Saturday, December 8, 2007

Sunday Scribblings #88

Another interesting thought provoking entry brought to you by Sunday Scribblings.

The subject....Competition.

On the surface, the prompt did not seem that relevant to me and my thoughts, life, my being. Yet, when I am scrounging around for something to write about I returned the site and thought, what was I thinking!! I have a long history with being competitive and have the scars to prove it!

 

It all began in grammar school in a small two room school house where I realized I would never receive the best grades in the class no matter what I did, no matter how smart I thought I was, no matter what the subject, no matter how hard I tried. Her name was BKA and I loved her as much as I despised her. I competed for the Nuns attentions, grades, who got to the swing set first, who ate lunch with who under the sliding board, boyfriends from the meager selection we had out of our class of seven, (of which five were girls)(meaning Tom & Mac were in great demand) with this pretty demure girl from the country, a farmers daughter. We even fought (because isn't that what competition will turn into when you are eight and nine) over who was our best friend. We traded Missy back and forth like we traded school supplies, (trading supplies was one of our great passions and a coveted tiny red pen that had three ascending bubbles on it, much like three marbles, was the highest prize of all changing hands every several days)(I am remembering this stuff from over 40 years ago, the attached emotion is still so raw). She left our school before eight grade and nothing seemed right in the school, like the earth had deviated from its axis.

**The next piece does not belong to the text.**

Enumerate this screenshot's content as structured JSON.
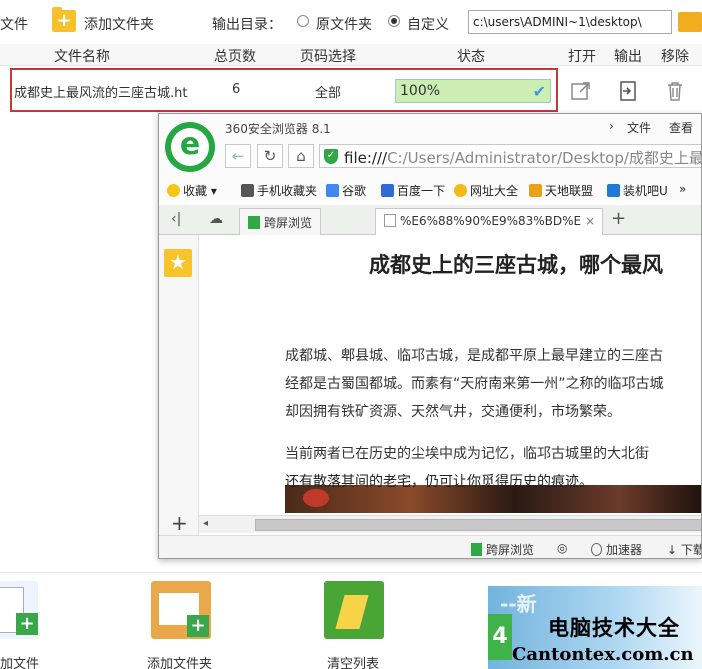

After that it was competitive swimming where I excelled, which surprised no one more than me, in the back stroke. I was good, very good, but now I was thrown into a bigger pool (no pun intended) of competitors, much larger than my grammar school universe, and the best I could do was to place seventh in the state competition when I was a Sophomore in HS. Lost interest after that.....I remember my Dad marveling at how when we would all approach the start how I was the smallest, slightest, least muscular and intimidating of all...yet I would kick ass (my words, not his)!

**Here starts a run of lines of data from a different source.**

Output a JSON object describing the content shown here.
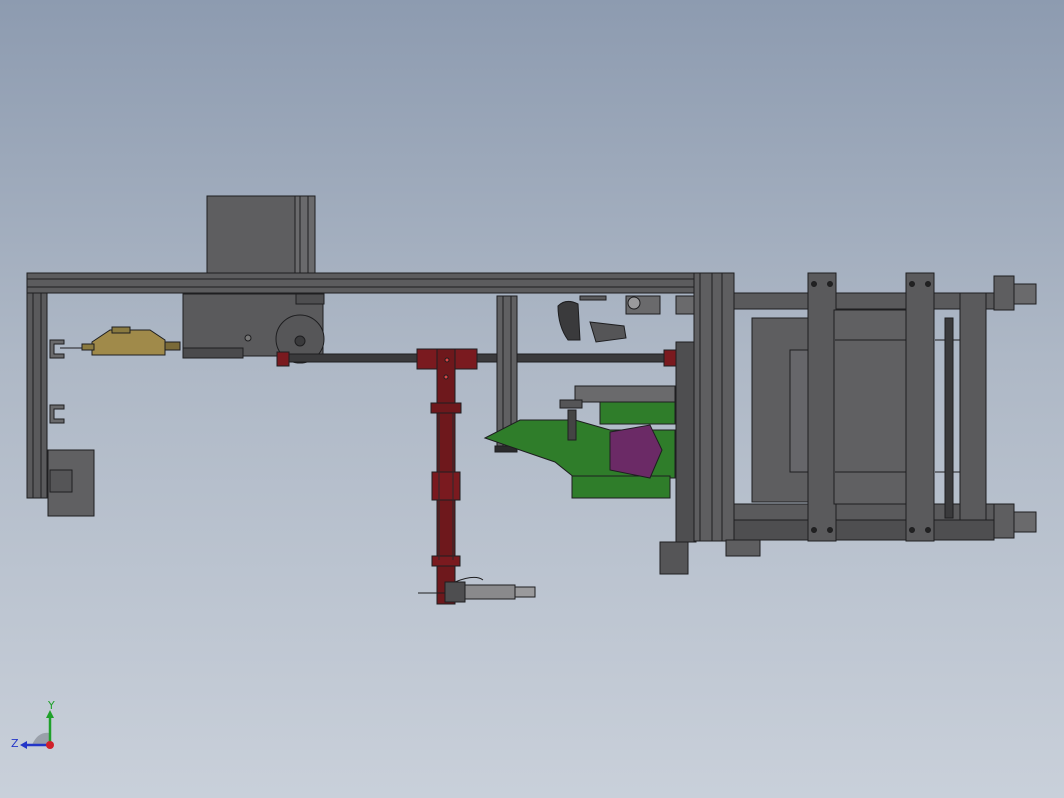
{
  "viewport": {
    "background_top": "#8d9bb0",
    "background_bottom": "#c9d0da"
  },
  "colors": {
    "frame": "#5a5a5c",
    "frame_dark": "#2f2f31",
    "part_red": "#7a1a1f",
    "part_green": "#2f7d2a",
    "part_purple": "#6b2a66",
    "part_tan": "#a08a4a"
  },
  "triad": {
    "x_label": "",
    "y_label": "Y",
    "z_label": "Z",
    "y_color": "#1fa02a",
    "z_color": "#2436c8",
    "x_color": "#d0202a"
  }
}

Then I didn't care about anything for awhile because it was the 1970's and I was in college.

Then it was the 1980's and I had to return to college and get a degree while attending night school because I had messed up so bad during my first attempt at majoring in FUN rather than a degree. And man oh man, did I ever want to prove myself as a scholar. I could not believe how I coveted having the highest grades in the class.....and I mean the curve setting grades.....and how I studied and studies and studied.

I did okay and at times, I did kick ass in the class room too.

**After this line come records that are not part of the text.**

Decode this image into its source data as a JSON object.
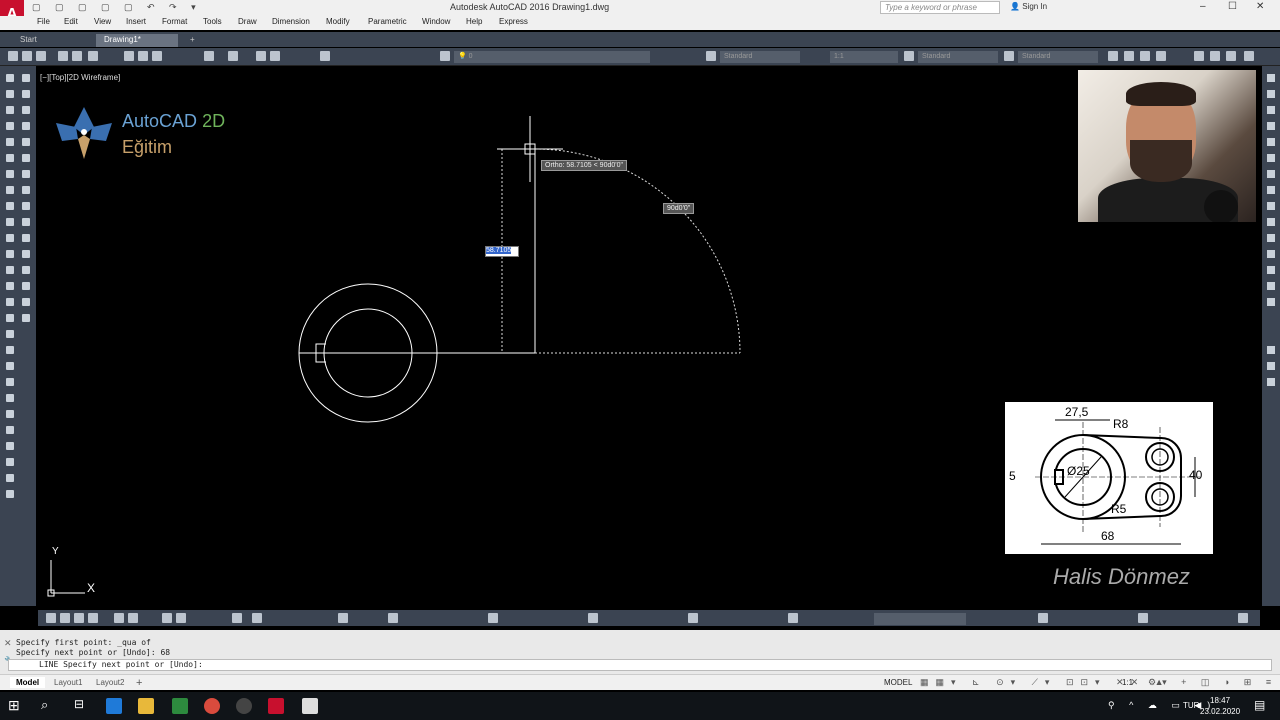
{
  "window": {
    "title": "Autodesk AutoCAD 2016    Drawing1.dwg",
    "app_icon": "A",
    "search_placeholder": "Type a keyword or phrase",
    "signin": "Sign In",
    "minimize": "–",
    "restore": "☐",
    "close": "✕"
  },
  "menu": [
    "File",
    "Edit",
    "View",
    "Insert",
    "Format",
    "Tools",
    "Draw",
    "Dimension",
    "Modify",
    "Parametric",
    "Window",
    "Help",
    "Express"
  ],
  "tabs": [
    {
      "label": "Start",
      "active": false
    },
    {
      "label": "Drawing1*",
      "active": true
    }
  ],
  "tab_add": "+",
  "toolbar": {
    "layer_value": "0",
    "textstyle": "Standard",
    "scale": "1:1",
    "dimstyle": "Standard",
    "tablestyle": "Standard"
  },
  "viewport": {
    "label": "[−][Top][2D Wireframe]"
  },
  "logo": {
    "line1": "AutoCAD",
    "line1b": "2D",
    "line2": "Eğitim"
  },
  "drawing": {
    "ortho_tooltip": "Ortho: 58.7105 < 90d0'0\"",
    "angle_tooltip": "90d0'0\"",
    "dyn_input": "58.7105",
    "ucs_x": "X",
    "ucs_y": "Y"
  },
  "reference": {
    "dim_top": "27,5",
    "dim_r8": "R8",
    "dim_dia": "Ø25",
    "dim_5": "5",
    "dim_40": "40",
    "dim_r5": "R5",
    "dim_68": "68"
  },
  "author": "Halis Dönmez",
  "command": {
    "history": [
      "Specify first point: _qua of",
      "Specify next point or [Undo]: 68"
    ],
    "prompt": "LINE Specify next point or [Undo]:"
  },
  "status_tabs": [
    {
      "label": "Model",
      "active": true
    },
    {
      "label": "Layout1",
      "active": false
    },
    {
      "label": "Layout2",
      "active": false
    }
  ],
  "status": {
    "model": "MODEL",
    "scale": "1:1"
  },
  "taskbar": {
    "lang": "TUR",
    "time": "18:47",
    "date": "23.02.2020"
  }
}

Everyday I spent working for the Beverage Company involved some type of competition. I grew very weary.

It is at this point that I should be able to reflect and have some profound ending summary about how winning is not all it is cracked up to be. How we all compete yet we all can't be Top Dog. How it makes you stronger to stretch and try. How it builds character.

Yet all I can think of is Dirty Harry's famous line....

"A man's got to know his limitations."

And learn to live with them.

5 comments:

sunnyside46 said...

interesting insights....
competition...I always refused to play that game at all...too insecure as a little child told by parents I would never be as good as others, (literally) They believed it was important not to make your child conceited and boy, did they succeed at that. As I got older, I told myself I didn't need to be the best at anything, that I knew my worth in my heart...I wonder if I have ever allowed myself to have an honest emotion
hmmmm...thanks for getting me thinking!
Marti

gaboatman said...

I really enjoyed reading this entry.  I was a competetive swimmer in high school, too.  My crowning achievement was a sixth place in the Southeastern Regionals.  I liked your quote from Dirty Harry, LOL!
Sam

st0rmwhispers said...

I like this entry....reminds me of how I never competed in sports because I was only good....not great.

I was one of THOSE....Y'know the one's who say 2nd place is just the first loser....

Having to be the best severely limits a person and sometimes its better to be last in the race than not run at all.

I wish I could have been ok with limitations.....In school I only competed academically, where I knew I excelled rather than expand my horizons in art or sport.

I grew up though and now I love playing (but still sucking big time) at volleyball....but I still try to get picked by the BEST team....some things never change.

mtrib2 said...

I enjoyed reading about your childhood being from a small school.  I remember clearly the time while sliding down the ice covered hill with our shoes as we would take off our rubber snap boots so our leather soles would act as ski's.  We would see who could slide the furthest.  Everyone was lined up and it was exciting beyond belief for us boys.  If someone took a fall that would cause our excitement to peak.  Then recess was over and we would head back indoors.  That is where I remember much less!  Also playing marbles in the gravel area in a circle and winning other kids 'cat's eye's' which I would put in my leather pouch I hung from my belt during the warm weather days.  I believe it was the 4th grade the I was appointed a 'crossing guard' for the young kids and wore a diagonal stap across my chest and it also buckled around my waist.  After school I went to the street intersection leading a line of kids with another 'guard' and we held traffic for them to cross the streets.  We proudly wore our folded up belts during school attached to our regular belt.  You brought back some meaningful memories!    mark

suzypwr said...

LMAO! So, did you win?

xoxo